Sherwin-Williams Co. fell 8.3 percent to $167.94. The paint maker’s $2.34 billion bid to acquire Mexican competitor Consorcio Comex SA was rejected by the country’s antitrust regulator, which said the combined company would be able to set artificially high prices.
Intel dropped 3.8 percent to $23.24 for the biggest slide in the Dow. The world’s largest semiconductor maker said late yesterday sales in the current period may miss estimates as a slump in the personal-computer market erodes its largest business.

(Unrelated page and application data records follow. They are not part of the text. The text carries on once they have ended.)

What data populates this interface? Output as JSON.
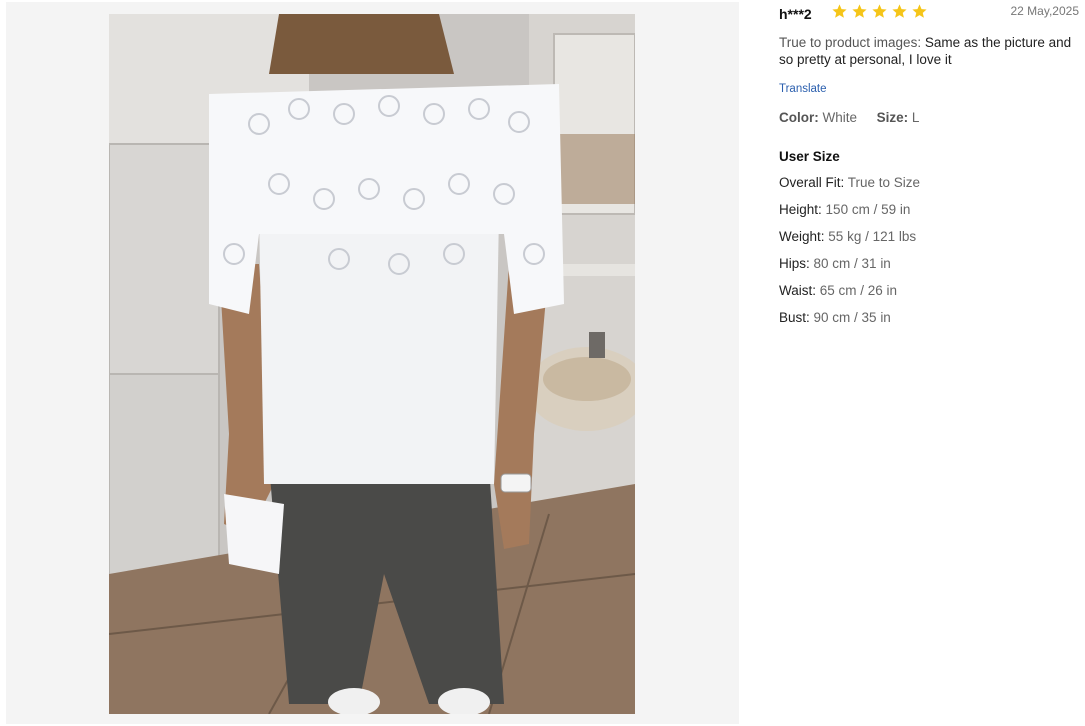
{
  "review": {
    "reviewer": "h***2",
    "rating": 5,
    "star_color": "#f5c518",
    "date": "22 May,2025",
    "text_label": "True to product images:",
    "text_body": "Same as the picture and so pretty at personal, I love it",
    "translate_label": "Translate",
    "color_label": "Color:",
    "color_value": "White",
    "size_label": "Size:",
    "size_value": "L"
  },
  "user_size": {
    "title": "User Size",
    "rows": [
      {
        "label": "Overall Fit:",
        "value": "True to Size"
      },
      {
        "label": "Height:",
        "value": "150 cm / 59 in"
      },
      {
        "label": "Weight:",
        "value": "55 kg / 121 lbs"
      },
      {
        "label": "Hips:",
        "value": "80 cm / 31 in"
      },
      {
        "label": "Waist:",
        "value": "65 cm / 26 in"
      },
      {
        "label": "Bust:",
        "value": "90 cm / 35 in"
      }
    ]
  },
  "photo": {
    "icon": "review-photo"
  }
}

EBay tumbled 6.7 percent, the most in almost two years, to $53.52. Third-quarter sales will be $3.85 billion to $3.95 billion as e-commerce growth rates in Europe and Korea slow and currencies weaken against the U.S. dollar, the online marketplace provider said. That’s less than the average analyst projection of $3.97 billion.
American Express Co. fell 3.6 percent to $74.01 after the biggest credit-card issuer reported revenue that missed some estimates. The drop extends a two-day decline to 5.4 percent, the most since November 2011, after some analysts said yesterday that a European Commission proposal to cap bank-card fees would crimp profit.
Phone stocks dropped 0.9 percent as a group, for the biggest drop among 10 S&P 500 industries. Verizon Communications Inc. slumped 1.5 percent to $49.97. The second-largest U.S. phone company said the surge in demand for high-speed wireless Internet cut into profit margins and boosted the need for network investments.
Amphenol Corp. plunged 9.7 percent to $76.35 for the biggest drop in the benchmark gauge. The maker of fiber-optic connectors and other telecommunications equipment for companies such as Apple Inc. cut its profit and sales forecasts for the year.
Celgene Corp. declined 2.6 percent to $133.05 after saying it will stop a late-stage trial of its Revlimid drug for treatment of leukemia in elderly patients because of the number of deaths in the study.
To contact the editor responsible for this story: Lynn Thomasson at firstname.lastname@example.org